Entries supplied:
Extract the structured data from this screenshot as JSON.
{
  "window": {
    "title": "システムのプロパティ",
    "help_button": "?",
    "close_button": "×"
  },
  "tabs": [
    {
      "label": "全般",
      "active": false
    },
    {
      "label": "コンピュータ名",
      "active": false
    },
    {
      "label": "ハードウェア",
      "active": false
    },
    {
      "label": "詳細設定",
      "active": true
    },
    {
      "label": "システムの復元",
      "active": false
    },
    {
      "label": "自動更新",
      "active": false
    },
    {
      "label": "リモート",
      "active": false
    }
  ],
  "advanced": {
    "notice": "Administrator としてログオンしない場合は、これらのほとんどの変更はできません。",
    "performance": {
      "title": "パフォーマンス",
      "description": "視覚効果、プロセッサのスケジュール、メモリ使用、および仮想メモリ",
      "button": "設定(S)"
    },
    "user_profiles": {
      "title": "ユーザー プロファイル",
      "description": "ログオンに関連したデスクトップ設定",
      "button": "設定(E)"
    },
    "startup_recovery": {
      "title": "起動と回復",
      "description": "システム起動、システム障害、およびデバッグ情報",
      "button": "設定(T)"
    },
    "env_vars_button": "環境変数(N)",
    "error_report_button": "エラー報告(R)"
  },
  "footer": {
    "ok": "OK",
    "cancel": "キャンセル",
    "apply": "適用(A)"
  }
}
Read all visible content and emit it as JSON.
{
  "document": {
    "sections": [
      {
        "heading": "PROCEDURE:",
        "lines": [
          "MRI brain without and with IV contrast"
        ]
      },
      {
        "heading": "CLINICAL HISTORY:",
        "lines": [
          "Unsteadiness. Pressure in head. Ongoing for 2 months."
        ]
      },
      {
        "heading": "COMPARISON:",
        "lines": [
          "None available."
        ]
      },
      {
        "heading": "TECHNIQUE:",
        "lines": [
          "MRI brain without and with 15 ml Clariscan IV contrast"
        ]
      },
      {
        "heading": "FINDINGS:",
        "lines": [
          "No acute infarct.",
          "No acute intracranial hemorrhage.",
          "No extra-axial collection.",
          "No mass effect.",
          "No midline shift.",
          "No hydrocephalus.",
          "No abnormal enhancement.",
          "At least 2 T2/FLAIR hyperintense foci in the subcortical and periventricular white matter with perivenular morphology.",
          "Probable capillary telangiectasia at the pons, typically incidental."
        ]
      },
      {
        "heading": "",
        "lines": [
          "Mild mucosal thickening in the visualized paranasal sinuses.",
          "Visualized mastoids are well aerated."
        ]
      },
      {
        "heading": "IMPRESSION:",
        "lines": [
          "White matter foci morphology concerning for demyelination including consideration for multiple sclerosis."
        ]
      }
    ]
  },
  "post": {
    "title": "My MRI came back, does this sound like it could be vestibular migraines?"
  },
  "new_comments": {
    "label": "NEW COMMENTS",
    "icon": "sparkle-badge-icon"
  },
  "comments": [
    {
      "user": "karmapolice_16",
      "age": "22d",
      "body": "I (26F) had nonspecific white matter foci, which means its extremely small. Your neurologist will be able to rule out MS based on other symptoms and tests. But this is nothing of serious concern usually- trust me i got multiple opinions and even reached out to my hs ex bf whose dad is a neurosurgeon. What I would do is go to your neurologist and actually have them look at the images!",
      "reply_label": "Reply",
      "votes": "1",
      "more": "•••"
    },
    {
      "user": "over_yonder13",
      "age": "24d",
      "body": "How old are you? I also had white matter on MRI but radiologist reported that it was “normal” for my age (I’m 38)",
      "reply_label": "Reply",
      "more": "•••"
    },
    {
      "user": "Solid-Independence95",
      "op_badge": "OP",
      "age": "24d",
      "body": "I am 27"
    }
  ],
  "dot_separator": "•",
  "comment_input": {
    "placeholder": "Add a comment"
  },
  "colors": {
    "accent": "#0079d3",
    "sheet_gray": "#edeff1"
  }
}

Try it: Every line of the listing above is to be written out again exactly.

Written reply:
Extract the structured data from this screenshot as JSON.
{
  "window": {
    "title": "システムのプロパティ",
    "help_button": "?",
    "close_button": "×"
  },
  "tabs": [
    {
      "label": "全般",
      "active": false
    },
    {
      "label": "コンピュータ名",
      "active": false
    },
    {
      "label": "ハードウェア",
      "active": false
    },
    {
      "label": "詳細設定",
      "active": true
    },
    {
      "label": "システムの復元",
      "active": false
    },
    {
      "label": "自動更新",
      "active": false
    },
    {
      "label": "リモート",
      "active": false
    }
  ],
  "advanced": {
    "notice": "Administrator としてログオンしない場合は、これらのほとんどの変更はできません。",
    "performance": {
      "title": "パフォーマンス",
      "description": "視覚効果、プロセッサのスケジュール、メモリ使用、および仮想メモリ",
      "button": "設定(S)"
    },
    "user_profiles": {
      "title": "ユーザー プロファイル",
      "description": "ログオンに関連したデスクトップ設定",
      "button": "設定(E)"
    },
    "startup_recovery": {
      "title": "起動と回復",
      "description": "システム起動、システム障害、およびデバッグ情報",
      "button": "設定(T)"
    },
    "env_vars_button": "環境変数(N)",
    "error_report_button": "エラー報告(R)"
  },
  "footer": {
    "ok": "OK",
    "cancel": "キャンセル",
    "apply": "適用(A)"
  }
}
Read all visible content and emit it as JSON.
{
  "document": {
    "sections": [
      {
        "heading": "PROCEDURE:",
        "lines": [
          "MRI brain without and with IV contrast"
        ]
      },
      {
        "heading": "CLINICAL HISTORY:",
        "lines": [
          "Unsteadiness. Pressure in head. Ongoing for 2 months."
        ]
      },
      {
        "heading": "COMPARISON:",
        "lines": [
          "None available."
        ]
      },
      {
        "heading": "TECHNIQUE:",
        "lines": [
          "MRI brain without and with 15 ml Clariscan IV contrast"
        ]
      },
      {
        "heading": "FINDINGS:",
        "lines": [
          "No acute infarct.",
          "No acute intracranial hemorrhage.",
          "No extra-axial collection.",
          "No mass effect.",
          "No midline shift.",
          "No hydrocephalus.",
          "No abnormal enhancement.",
          "At least 2 T2/FLAIR hyperintense foci in the subcortical and periventricular white matter with perivenular morphology.",
          "Probable capillary telangiectasia at the pons, typically incidental."
        ]
      },
      {
        "heading": "",
        "lines": [
          "Mild mucosal thickening in the visualized paranasal sinuses.",
          "Visualized mastoids are well aerated."
        ]
      },
      {
        "heading": "IMPRESSION:",
        "lines": [
          "White matter foci morphology concerning for demyelination including consideration for multiple sclerosis."
        ]
      }
    ]
  },
  "post": {
    "title": "My MRI came back, does this sound like it could be vestibular migraines?"
  },
  "new_comments": {
    "label": "NEW COMMENTS",
    "icon": "sparkle-badge-icon"
  },
  "comments": [
    {
      "user": "karmapolice_16",
      "age": "22d",
      "body": "I (26F) had nonspecific white matter foci, which means its extremely small. Your neurologist will be able to rule out MS based on other symptoms and tests. But this is nothing of serious concern usually- trust me i got multiple opinions and even reached out to my hs ex bf whose dad is a neurosurgeon. What I would do is go to your neurologist and actually have them look at the images!",
      "reply_label": "Reply",
      "votes": "1",
      "more": "•••"
    },
    {
      "user": "over_yonder13",
      "age": "24d",
      "body": "How old are you? I also had white matter on MRI but radiologist reported that it was “normal” for my age (I’m 38)",
      "reply_label": "Reply",
      "more": "•••"
    },
    {
      "user": "Solid-Independence95",
      "op_badge": "OP",
      "age": "24d",
      "body": "I am 27"
    }
  ],
  "dot_separator": "•",
  "comment_input": {
    "placeholder": "Add a comment"
  },
  "colors": {
    "accent": "#0079d3",
    "sheet_gray": "#edeff1"
  }
}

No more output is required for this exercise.